» **Brief**:
Copy, from the entries below, each line in which the string "Kasami" appears.

» **Entries supplied**:

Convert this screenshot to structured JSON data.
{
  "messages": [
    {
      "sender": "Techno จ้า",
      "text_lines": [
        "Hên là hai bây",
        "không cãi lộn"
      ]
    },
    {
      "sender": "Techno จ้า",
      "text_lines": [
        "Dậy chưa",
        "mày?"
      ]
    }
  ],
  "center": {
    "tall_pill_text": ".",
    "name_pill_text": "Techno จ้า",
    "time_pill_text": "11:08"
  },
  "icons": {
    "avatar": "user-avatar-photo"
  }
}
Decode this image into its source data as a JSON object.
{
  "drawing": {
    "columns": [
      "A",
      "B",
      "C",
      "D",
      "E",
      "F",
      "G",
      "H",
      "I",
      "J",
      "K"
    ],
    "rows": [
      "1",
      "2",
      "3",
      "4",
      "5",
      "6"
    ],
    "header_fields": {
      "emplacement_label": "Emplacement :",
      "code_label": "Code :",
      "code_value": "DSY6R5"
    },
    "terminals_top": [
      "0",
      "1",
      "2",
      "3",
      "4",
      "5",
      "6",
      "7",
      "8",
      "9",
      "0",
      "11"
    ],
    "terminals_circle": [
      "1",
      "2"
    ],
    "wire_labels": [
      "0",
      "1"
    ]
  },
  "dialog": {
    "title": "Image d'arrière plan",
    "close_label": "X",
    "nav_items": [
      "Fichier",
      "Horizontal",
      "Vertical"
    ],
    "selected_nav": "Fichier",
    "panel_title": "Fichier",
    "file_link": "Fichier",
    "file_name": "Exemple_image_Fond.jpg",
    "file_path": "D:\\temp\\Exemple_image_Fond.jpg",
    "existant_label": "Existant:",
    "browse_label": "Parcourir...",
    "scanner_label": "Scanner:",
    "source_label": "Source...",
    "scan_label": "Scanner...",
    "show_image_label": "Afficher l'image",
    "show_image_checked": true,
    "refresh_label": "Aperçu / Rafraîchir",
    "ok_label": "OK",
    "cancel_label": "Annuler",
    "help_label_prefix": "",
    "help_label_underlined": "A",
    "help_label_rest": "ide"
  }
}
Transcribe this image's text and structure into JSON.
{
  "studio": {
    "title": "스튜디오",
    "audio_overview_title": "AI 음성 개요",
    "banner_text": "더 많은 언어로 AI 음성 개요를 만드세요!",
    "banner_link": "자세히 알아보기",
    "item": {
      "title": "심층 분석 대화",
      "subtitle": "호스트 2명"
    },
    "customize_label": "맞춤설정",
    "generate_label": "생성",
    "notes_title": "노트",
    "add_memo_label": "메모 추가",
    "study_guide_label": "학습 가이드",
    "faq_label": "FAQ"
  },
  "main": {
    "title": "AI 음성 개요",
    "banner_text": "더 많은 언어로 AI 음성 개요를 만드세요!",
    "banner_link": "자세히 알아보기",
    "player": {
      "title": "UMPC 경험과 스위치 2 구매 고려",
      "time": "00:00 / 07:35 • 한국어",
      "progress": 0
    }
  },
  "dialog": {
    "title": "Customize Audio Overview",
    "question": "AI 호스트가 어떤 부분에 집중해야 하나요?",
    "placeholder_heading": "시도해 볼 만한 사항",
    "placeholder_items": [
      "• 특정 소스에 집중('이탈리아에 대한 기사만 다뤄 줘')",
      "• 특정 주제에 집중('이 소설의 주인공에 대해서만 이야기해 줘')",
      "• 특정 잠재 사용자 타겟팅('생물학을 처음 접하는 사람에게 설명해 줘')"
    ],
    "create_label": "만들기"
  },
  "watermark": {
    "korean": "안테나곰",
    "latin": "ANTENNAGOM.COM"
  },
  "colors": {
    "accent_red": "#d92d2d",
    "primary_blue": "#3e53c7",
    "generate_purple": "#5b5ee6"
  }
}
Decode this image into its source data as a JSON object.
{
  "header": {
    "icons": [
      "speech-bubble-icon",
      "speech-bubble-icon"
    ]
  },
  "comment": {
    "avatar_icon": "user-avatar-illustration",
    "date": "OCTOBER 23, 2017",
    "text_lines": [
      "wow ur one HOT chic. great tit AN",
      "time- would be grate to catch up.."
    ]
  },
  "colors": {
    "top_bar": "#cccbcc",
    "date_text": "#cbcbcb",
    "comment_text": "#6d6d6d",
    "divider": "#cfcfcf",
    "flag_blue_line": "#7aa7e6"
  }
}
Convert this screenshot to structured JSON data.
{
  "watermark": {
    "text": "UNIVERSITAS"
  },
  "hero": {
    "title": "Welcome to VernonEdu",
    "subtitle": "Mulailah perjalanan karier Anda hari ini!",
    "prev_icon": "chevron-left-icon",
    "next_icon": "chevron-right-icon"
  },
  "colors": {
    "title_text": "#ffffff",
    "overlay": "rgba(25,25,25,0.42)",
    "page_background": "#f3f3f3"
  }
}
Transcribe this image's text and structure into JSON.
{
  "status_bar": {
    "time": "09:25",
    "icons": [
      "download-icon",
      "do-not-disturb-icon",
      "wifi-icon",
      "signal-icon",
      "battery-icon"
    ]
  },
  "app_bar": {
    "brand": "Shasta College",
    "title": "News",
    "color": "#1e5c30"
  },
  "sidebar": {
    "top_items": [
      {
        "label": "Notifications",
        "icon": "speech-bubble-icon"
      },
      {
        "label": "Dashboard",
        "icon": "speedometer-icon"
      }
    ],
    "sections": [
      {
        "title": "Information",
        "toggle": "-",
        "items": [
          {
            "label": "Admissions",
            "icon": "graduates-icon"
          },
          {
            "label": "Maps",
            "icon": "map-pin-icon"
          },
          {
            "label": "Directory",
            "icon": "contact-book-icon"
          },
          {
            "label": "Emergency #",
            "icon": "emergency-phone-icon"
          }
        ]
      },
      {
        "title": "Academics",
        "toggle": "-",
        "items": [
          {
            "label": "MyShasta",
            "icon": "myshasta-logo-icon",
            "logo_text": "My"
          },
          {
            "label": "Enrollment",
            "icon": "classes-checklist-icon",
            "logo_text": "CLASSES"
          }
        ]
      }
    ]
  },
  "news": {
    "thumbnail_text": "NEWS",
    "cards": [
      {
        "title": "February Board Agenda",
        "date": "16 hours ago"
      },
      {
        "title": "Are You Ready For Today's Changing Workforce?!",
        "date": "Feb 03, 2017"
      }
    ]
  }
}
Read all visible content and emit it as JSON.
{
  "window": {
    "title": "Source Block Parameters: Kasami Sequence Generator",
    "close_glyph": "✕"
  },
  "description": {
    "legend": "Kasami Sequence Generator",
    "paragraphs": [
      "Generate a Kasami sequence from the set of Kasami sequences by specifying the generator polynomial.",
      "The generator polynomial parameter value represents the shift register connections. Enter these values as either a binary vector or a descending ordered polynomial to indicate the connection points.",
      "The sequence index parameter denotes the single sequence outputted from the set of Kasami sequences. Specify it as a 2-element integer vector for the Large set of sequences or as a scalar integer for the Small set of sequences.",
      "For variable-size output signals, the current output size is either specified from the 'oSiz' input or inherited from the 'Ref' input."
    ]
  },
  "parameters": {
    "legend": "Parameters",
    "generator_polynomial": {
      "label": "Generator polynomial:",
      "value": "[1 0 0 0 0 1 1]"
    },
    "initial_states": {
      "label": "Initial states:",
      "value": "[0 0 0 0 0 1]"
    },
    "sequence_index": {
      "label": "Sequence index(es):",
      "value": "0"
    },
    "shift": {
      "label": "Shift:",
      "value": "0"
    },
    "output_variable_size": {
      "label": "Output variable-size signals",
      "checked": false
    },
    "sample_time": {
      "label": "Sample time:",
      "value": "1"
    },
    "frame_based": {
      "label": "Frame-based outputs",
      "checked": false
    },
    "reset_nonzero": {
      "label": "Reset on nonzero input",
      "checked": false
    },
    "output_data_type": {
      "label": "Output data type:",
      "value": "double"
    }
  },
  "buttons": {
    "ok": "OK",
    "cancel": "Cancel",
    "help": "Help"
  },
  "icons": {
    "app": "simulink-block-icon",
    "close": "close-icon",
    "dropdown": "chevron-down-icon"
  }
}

» **Solution to this exercise**:
    "title": "Source Block Parameters: Kasami Sequence Generator",
    "legend": "Kasami Sequence Generator",
      "Generate a Kasami sequence from the set of Kasami sequences by specifying the generator polynomial.",
      "The sequence index parameter denotes the single sequence outputted from the set of Kasami sequences. Specify it as a 2-element integer vector for the Large set of sequences or as a scalar integer for the Small set of sequences.",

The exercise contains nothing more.